SPRINGFIELD – Illinois Department of Public Health Director Dr. Damon T. Arnold is encouraging parents to talk with their health care provider during National Infant Immunization Week about ensuring their child is up-to-date on immunizations. Each year, thousands of children become ill from diseases that could have been prevented by basic childhood immunizations. Countless more miss time from day care and school because they are under-immunized or inappropriately immunized.
Vaccines are among the most cost-effective and successful public health tools for preventing disease and death. Because of the success of vaccines in preventing disease in the United States, parents are often unaware that their children are at risk for so many serious and life-threatening diseases.
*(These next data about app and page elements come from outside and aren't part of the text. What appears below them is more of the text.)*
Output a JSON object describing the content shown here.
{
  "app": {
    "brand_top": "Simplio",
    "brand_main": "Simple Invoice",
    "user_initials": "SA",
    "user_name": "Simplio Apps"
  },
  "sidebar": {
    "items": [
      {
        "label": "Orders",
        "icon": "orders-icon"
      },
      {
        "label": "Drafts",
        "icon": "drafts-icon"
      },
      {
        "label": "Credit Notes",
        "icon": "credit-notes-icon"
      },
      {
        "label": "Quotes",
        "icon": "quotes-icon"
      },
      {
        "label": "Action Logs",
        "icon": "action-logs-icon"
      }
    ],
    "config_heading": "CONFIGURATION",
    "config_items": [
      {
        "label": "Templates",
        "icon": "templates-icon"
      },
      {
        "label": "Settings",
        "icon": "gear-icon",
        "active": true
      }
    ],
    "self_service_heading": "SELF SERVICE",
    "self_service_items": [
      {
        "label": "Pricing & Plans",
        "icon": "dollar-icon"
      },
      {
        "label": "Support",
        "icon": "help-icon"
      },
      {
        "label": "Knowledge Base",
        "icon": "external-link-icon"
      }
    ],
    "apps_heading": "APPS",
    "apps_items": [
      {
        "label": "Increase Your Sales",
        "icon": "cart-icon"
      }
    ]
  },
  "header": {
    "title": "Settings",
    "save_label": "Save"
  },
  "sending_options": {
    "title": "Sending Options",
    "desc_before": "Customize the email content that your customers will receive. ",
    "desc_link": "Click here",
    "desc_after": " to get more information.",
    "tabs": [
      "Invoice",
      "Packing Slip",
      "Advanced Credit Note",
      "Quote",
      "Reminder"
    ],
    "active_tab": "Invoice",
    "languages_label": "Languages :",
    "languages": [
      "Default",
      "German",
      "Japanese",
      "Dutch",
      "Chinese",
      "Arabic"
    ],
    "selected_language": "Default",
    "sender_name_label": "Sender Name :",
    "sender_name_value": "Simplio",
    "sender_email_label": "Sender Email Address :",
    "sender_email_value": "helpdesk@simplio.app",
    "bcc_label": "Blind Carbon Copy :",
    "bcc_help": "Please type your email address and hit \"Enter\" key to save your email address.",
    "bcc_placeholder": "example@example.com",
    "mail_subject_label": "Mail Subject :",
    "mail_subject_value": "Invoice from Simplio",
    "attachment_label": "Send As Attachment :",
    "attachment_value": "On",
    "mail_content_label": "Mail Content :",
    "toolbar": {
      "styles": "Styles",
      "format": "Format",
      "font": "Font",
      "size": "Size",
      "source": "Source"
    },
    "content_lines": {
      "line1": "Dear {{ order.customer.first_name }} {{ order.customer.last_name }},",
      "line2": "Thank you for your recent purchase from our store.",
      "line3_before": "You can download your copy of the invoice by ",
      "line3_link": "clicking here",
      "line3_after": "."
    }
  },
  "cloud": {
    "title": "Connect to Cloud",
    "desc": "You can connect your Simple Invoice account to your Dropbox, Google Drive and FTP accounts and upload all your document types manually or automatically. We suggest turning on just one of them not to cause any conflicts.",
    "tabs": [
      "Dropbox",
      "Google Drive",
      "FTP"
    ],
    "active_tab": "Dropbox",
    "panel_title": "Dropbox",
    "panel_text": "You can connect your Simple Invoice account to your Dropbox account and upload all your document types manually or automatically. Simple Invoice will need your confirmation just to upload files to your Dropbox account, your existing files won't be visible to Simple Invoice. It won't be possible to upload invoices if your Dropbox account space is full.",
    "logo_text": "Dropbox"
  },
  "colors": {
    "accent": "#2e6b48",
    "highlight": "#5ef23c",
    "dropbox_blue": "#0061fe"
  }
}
“Although vaccine-preventable diseases such as measles and mumps are at an all time low in the United States, these diseases are still around and continued vaccination is a must,” said Dr. Arnold. “There are some children who cannot be vaccinated for either medical reasons or they are still too young, so it is important parents continue to have their children vaccinated to help protect their communities by preventing and reducing the spread of infectious diseases.”
National Immunization Survey data shows approximately 80 percent of children in Illinois receive the recommended series of vaccines by age two. The series includes:
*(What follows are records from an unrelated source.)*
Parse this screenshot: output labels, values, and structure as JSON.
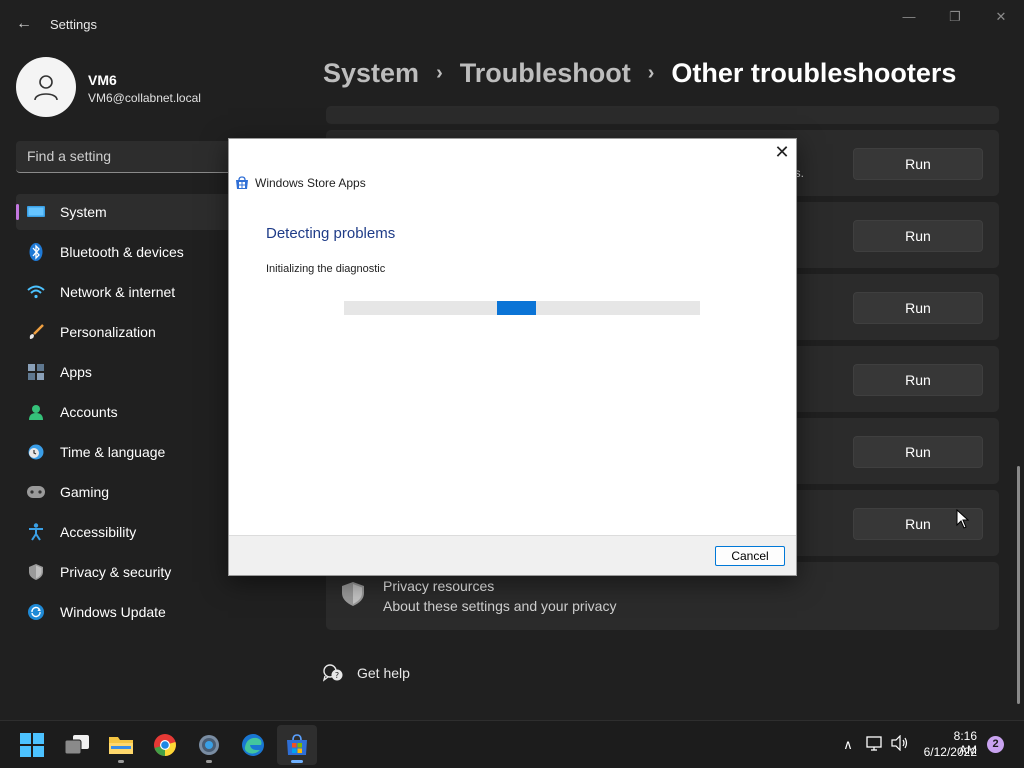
{
  "window": {
    "title": "Settings",
    "back_glyph": "←",
    "minimize_glyph": "—",
    "maximize_glyph": "❐",
    "close_glyph": "✕"
  },
  "profile": {
    "name": "VM6",
    "email": "VM6@collabnet.local"
  },
  "search": {
    "placeholder": "Find a setting"
  },
  "sidebar": {
    "items": [
      {
        "label": "System",
        "icon": "system-icon",
        "active": true
      },
      {
        "label": "Bluetooth & devices",
        "icon": "bluetooth-icon"
      },
      {
        "label": "Network & internet",
        "icon": "wifi-icon"
      },
      {
        "label": "Personalization",
        "icon": "brush-icon"
      },
      {
        "label": "Apps",
        "icon": "apps-icon"
      },
      {
        "label": "Accounts",
        "icon": "person-icon"
      },
      {
        "label": "Time & language",
        "icon": "clock-globe-icon"
      },
      {
        "label": "Gaming",
        "icon": "controller-icon"
      },
      {
        "label": "Accessibility",
        "icon": "accessibility-icon"
      },
      {
        "label": "Privacy & security",
        "icon": "shield-icon"
      },
      {
        "label": "Windows Update",
        "icon": "update-icon"
      }
    ]
  },
  "breadcrumb": {
    "items": [
      "System",
      "Troubleshoot",
      "Other troubleshooters"
    ],
    "separator": "›"
  },
  "troubleshooters": {
    "run_label": "Run",
    "partial_text": "ws."
  },
  "privacy": {
    "title": "Privacy resources",
    "link": "About these settings and your privacy"
  },
  "get_help": {
    "label": "Get help"
  },
  "dialog": {
    "title": "Windows Store Apps",
    "heading": "Detecting problems",
    "status": "Initializing the diagnostic",
    "progress_indicator": "indeterminate",
    "cancel_label": "Cancel",
    "close_glyph": "✕"
  },
  "taskbar": {
    "apps": [
      "start-icon",
      "task-view-icon",
      "file-explorer-icon",
      "chrome-icon",
      "settings-icon",
      "edge-icon",
      "store-icon"
    ],
    "active_app": "store-icon"
  },
  "tray": {
    "time": "8:16 AM",
    "date": "6/12/2022",
    "notification_count": "2",
    "chevron_glyph": "∧"
  },
  "colors": {
    "background": "#202020",
    "accent": "#c377e0",
    "progress": "#0b74d6",
    "dialog_heading": "#1f3c88"
  }
}
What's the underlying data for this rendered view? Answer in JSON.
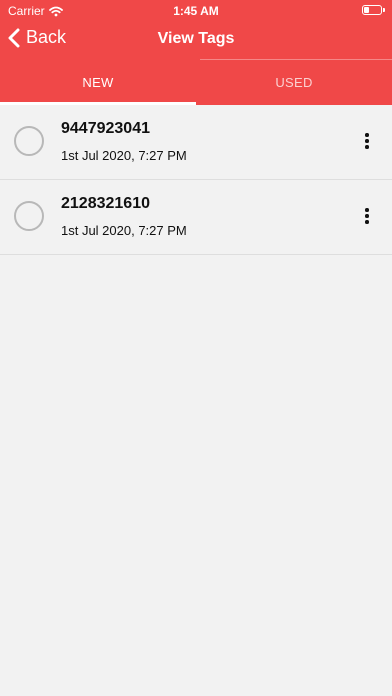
{
  "status_bar": {
    "carrier": "Carrier",
    "time": "1:45 AM"
  },
  "nav": {
    "back_label": "Back",
    "title": "View Tags"
  },
  "tabs": [
    {
      "label": "NEW",
      "active": true
    },
    {
      "label": "USED",
      "active": false
    }
  ],
  "tags": [
    {
      "number": "9447923041",
      "date": "1st Jul 2020, 7:27 PM"
    },
    {
      "number": "2128321610",
      "date": "1st Jul 2020, 7:27 PM"
    }
  ],
  "colors": {
    "accent": "#f04848",
    "background": "#f2f2f2"
  },
  "battery_level": 0.3
}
• 4 DTaP – diphtheria, tetanus and pertussis (whooping cough)
• 3 Polio - poliovirus
• 1 MMR – measles, mumps and rubella
• 3 Hib – Haemophilus influenzaea Type b
• 3 Hep B – hepatitis B
• 1 varicella – also known as chickenpox
Immunizations are extremely safe. Vaccines are thoroughly tested before being approved for public use and monitored carefully by doctors, researchers, and public health officials.
Vaccines not only prevent disease, they reduce the costs associated with missed time from work, doctor visits, and hospitalizations.
Dr. Arnold is also reminding parents about the importance of making sure their children receive the H1N1 vaccine. Children under the age of 10 must receive two doses of the vaccine for full immunity. It’s not too late to vaccinate. There is ample supply of H1N1 vaccine in Illinois and the Illinois Department of Public Health encourages anyone who has not been vaccinated, to get their H1N1 flu shot.